Contrary to the initial expectations, the acreage under pulses is set to increase with the progress of the monsoon across the country. This is even as a section of stakeholders are optimistic about the prospects for pulses in view of a higher minimum support price (MSP) for the crops motivating farmers.

As of July 1, the overall acreage under pulses has registered a 7 per cent increase at 28.06 lakh hectares (lh) against 26.23 lh a year ago. This growth was led by a 32 per cent increased area under moong, while the other major kharif pulses - tur and urad are yet to catch up. The area under tur is trailing by 14 per), while that of urad is lower by 9 per cent. Interestingly, the area under other pulses has increased by 72 per cent to 3.18 lh (1.85 lh).

Weather favourable

At the Indian Pulses and Grains Association (IPGA) webinar, S K Malhotra, Project Director, Directorate of Knowledge Management in Agriculture, Indian Council of Agricultural Research, said the weather indications are good and favourable conditions were expected for the planting of pulses.

Malhotra said the sowing window for pulses is available for a full month of July and that the introduction of new high-yielding varieties in urad, increased seed availability of moong and enhancement of MSP will motivate the farmers to plant more.

He said the buffer stocks limit for moong has been prescribed at one lakh tonnes, urad at four lakh tonnes and tur at 10 lakh tonnes for the year.

Deepak Pareek, CEO, Agriwatch, said the improvement in demand is expected to support the prices of tur in the short term. In the case of urad, depleting stocks, declining volume of imports, lower summer crop and negligible stocks with the government will support prices. Also, the market expectation of area shift from urad to other crops like paddy, corn and cotton is seen supporting the prices.

Optimistic note

Striking an optimistic note on kharif prospects for urad, B Krishnamurthy, MD of 4P International, said the projection of an above-normal monsoon during September could be a concern. Urad harvest was impacted by the September rains last year. Krishnamurthy said current prices of urad, which have moved up by ₹10 a kg in the recent past, will be attractive for farmers, while they won’t be unusually costly for the consumers.

IPGA Chairman, Bimal Kothari, said the kharif pulses account for 35-40 per cent of the total pulses production in the country and the monsoon will have a major role in the sowing of kharif pulses. “Even though the monsoon has been delayed, we hope that we will now witness a more active monsoon that will help with increased sowing and production, which will eventually maintain price stability and ensure lesser dependence on imports,” Kothari said.

Avinash Bhala, CEO, GHB Group in Akola, said the shortfall in tur sowing in June resulted in a decline in production.

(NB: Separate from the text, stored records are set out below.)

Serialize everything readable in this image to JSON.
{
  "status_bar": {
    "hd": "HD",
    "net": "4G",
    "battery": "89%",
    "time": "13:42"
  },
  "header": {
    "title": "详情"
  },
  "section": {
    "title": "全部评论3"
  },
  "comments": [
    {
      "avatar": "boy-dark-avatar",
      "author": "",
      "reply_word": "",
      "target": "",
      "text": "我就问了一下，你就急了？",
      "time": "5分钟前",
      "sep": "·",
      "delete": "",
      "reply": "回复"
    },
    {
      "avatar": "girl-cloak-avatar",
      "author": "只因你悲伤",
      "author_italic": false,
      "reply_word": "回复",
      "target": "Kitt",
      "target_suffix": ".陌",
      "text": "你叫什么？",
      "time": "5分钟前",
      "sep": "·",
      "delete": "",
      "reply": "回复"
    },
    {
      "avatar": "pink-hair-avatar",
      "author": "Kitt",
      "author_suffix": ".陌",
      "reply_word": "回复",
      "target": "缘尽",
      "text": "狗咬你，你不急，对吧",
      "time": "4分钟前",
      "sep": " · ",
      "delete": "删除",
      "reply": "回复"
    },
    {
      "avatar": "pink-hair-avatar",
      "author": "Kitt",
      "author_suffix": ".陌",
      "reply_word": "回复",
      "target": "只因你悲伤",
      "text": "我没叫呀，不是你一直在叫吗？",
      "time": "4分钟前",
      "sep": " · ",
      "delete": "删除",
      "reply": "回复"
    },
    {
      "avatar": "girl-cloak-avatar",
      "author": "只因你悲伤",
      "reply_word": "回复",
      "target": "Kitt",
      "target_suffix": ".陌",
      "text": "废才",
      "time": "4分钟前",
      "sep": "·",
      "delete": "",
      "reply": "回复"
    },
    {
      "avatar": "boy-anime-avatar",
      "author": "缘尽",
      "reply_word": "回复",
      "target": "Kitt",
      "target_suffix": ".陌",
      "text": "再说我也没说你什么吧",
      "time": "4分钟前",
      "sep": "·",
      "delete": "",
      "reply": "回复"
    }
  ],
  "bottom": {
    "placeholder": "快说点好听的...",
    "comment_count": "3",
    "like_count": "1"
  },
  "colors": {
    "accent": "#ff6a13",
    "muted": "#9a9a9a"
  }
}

If the monsoon deficit continues over the next 15 days, then sowing will get affected and will have a negative impact on sowing by around 25 per cent. If monsoon comes properly from now onwards, we still expect there to be a shortfall of 7-10 per cent, he said.